What is being asked — Your response should consist solely of the records, written out exactly.

━━━━━━━━━━━━━━━━

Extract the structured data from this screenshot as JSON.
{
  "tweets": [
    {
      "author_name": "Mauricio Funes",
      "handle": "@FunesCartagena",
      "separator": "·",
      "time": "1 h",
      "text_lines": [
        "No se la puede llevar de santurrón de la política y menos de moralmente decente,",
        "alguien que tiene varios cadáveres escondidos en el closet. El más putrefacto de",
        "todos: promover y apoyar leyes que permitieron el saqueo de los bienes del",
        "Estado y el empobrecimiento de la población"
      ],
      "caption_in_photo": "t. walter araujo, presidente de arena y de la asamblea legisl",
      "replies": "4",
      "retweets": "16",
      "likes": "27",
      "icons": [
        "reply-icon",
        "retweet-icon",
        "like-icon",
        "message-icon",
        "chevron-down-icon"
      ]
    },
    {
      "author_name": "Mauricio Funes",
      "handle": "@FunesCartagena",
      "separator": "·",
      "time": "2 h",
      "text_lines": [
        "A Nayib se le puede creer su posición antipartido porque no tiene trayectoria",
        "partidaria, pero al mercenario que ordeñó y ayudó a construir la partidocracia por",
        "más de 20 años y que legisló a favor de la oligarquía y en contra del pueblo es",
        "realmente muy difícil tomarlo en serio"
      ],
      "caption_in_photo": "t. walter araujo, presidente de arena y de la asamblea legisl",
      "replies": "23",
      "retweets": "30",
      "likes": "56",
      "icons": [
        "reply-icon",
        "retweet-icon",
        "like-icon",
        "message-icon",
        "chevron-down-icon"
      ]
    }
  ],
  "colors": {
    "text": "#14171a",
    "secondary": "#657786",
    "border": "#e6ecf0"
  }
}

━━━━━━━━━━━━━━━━

Your solution —
Extract the structured data from this screenshot as JSON.
{
  "tweets": [
    {
      "author_name": "Mauricio Funes",
      "handle": "@FunesCartagena",
      "separator": "·",
      "time": "1 h",
      "text_lines": [
        "No se la puede llevar de santurrón de la política y menos de moralmente decente,",
        "alguien que tiene varios cadáveres escondidos en el closet. El más putrefacto de",
        "todos: promover y apoyar leyes que permitieron el saqueo de los bienes del",
        "Estado y el empobrecimiento de la población"
      ],
      "caption_in_photo": "t. walter araujo, presidente de arena y de la asamblea legisl",
      "replies": "4",
      "retweets": "16",
      "likes": "27",
      "icons": [
        "reply-icon",
        "retweet-icon",
        "like-icon",
        "message-icon",
        "chevron-down-icon"
      ]
    },
    {
      "author_name": "Mauricio Funes",
      "handle": "@FunesCartagena",
      "separator": "·",
      "time": "2 h",
      "text_lines": [
        "A Nayib se le puede creer su posición antipartido porque no tiene trayectoria",
        "partidaria, pero al mercenario que ordeñó y ayudó a construir la partidocracia por",
        "más de 20 años y que legisló a favor de la oligarquía y en contra del pueblo es",
        "realmente muy difícil tomarlo en serio"
      ],
      "caption_in_photo": "t. walter araujo, presidente de arena y de la asamblea legisl",
      "replies": "23",
      "retweets": "30",
      "likes": "56",
      "icons": [
        "reply-icon",
        "retweet-icon",
        "like-icon",
        "message-icon",
        "chevron-down-icon"
      ]
    }
  ],
  "colors": {
    "text": "#14171a",
    "secondary": "#657786",
    "border": "#e6ecf0"
  }
}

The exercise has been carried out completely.